They were held in the base theater near the runways half a mile away, with the whole Regiment in attendance. The atmosphere was more like a cruise to Bermuda or a high-school graduation party than a prelude to Invasion. Friends shouted to friends in other companies and battalions; officers visited back and forth; Colonel Sink stood benignly up front like a headmaster, smiling at his boys, or people, as he called us.
The movie started with a Gothic title starkly emblazoned on a gigantic swastika. This was soundly hissed. The camera lowered its focus to a battalion commander below the swastika who was addressing his men in frantic, Hitlerian fashion from a platform in a hangar. He wore a parachutist's rimless bowl helmet and a long, spotted jump jacket. His pants were perfectly bloused over his boots. The sound track, which was in German, carried his guttural ravings to us. We hissed again and again.
When his speech was over, his men leaped to their feet, shot their right arms in the air, and shouted, "Heil Hitler!" Then they turned and trotted out to the planes.
Their mission, a narrator explained in English, was to seize and hold a bridge at Moerdyk, Holland, until an S.S. panzer division broke through and relieved them. We followed their progress closely, for the picture, like everything that had to do with foreign paratroopers, was fascinating.
The Germans adjusted their chutes and piled into their corrugated-iron JU-187s, which resembled the old Ford trimotors. As they climbed through the door, they waved to the cameraman and smiled with bravado, but they weren't fooling anybody. They were scared. We could see the fear in their eyes.
We saw it in their faces, too, when they stood up and hooked up, and in the jumpmaster's mouth as he leaned out the door and checked the country below for landmarks.
Suddenly he nudged the second man and pointed down. "There it is! There it is!" he seemed to say.

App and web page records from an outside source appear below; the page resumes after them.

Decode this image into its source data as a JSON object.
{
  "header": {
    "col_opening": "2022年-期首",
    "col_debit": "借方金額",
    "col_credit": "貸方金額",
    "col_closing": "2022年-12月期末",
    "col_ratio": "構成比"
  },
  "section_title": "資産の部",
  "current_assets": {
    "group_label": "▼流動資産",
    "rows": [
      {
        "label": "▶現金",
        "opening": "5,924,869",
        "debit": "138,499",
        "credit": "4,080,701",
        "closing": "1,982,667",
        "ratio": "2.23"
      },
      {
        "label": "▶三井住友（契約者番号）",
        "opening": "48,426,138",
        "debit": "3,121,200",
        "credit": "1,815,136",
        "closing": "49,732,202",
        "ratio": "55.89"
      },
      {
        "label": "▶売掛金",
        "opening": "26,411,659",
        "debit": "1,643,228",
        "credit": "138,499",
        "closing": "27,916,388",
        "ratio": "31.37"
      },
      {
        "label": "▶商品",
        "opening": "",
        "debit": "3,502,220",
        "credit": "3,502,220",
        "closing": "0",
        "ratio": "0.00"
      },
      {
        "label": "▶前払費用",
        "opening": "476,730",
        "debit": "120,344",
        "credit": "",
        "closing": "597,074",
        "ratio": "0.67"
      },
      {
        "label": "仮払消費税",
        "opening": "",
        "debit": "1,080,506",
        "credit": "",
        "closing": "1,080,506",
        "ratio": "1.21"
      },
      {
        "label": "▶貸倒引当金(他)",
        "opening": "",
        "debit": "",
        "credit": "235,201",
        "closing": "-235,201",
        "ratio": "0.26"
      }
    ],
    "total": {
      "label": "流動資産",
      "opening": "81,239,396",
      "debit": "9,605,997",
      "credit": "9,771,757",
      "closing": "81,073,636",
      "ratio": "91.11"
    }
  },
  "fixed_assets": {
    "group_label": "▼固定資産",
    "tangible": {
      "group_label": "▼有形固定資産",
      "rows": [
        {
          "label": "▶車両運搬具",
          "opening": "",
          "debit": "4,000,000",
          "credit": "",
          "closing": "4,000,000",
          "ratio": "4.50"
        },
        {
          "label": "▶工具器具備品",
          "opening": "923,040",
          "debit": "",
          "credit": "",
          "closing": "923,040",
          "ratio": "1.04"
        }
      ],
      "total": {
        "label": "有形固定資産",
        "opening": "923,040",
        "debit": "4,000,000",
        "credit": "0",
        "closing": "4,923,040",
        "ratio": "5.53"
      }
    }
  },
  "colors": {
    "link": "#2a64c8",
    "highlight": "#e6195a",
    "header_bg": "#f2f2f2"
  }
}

A wide river and a long black bridge rode slowly into view far below.
The Germans started jumping when the plane was on the other side of the river. Jumping, did I say? They swan-dived, spread their arms and sailed out like divers off a high board. We roared with laughter. It was a ludicrous sight.
They were less amusing on the ground. As the chutes floated down so soft and white and pretty, the Germans went into action. They ripped off their harness and ran fast across the flat meadows toward a village near the bridge. They were determined men who carried their machine pistols and machine guns as if they fully intended to use them. Dodging into holes and ditches and running madly from tree to tree and house to house, they showed a perfect knowledge of the theory of war and its practical application.
Soon the Germans had cleared the village, blasted the pillboxes at the bridge approaches, and captured some rather sheepish, obviously rehearsed Dutch soldiers in medieval black helmets. Then they dug in.
The Dutch counterattacked. Mortars burst on the houses and around the Germans' holes and thundered black and heavy on the bridge, but the invaders held. Finally the S.S. rattled across the river in black tanks. The paratroopers jumped wildly out of their holes and hugged them, and the picture was over. It ended as it had begun: with a swastika.
We thought of those burly German paratroopers in the long silence before the lights came on again and wondered if they would be waiting for us wherever we were going. Sensing our subdued mood, Colonel Sink got up and made a little speech that I will reproduce as best I can.
"Men," he said, wiping his face with his hand, "we've shown you this picture because we wanted you to see how the Germans fight. "Did you watch them closely? Did you see how fast they moved? How they used every bit of the available cover and concealment? Remember those things when you go into combat.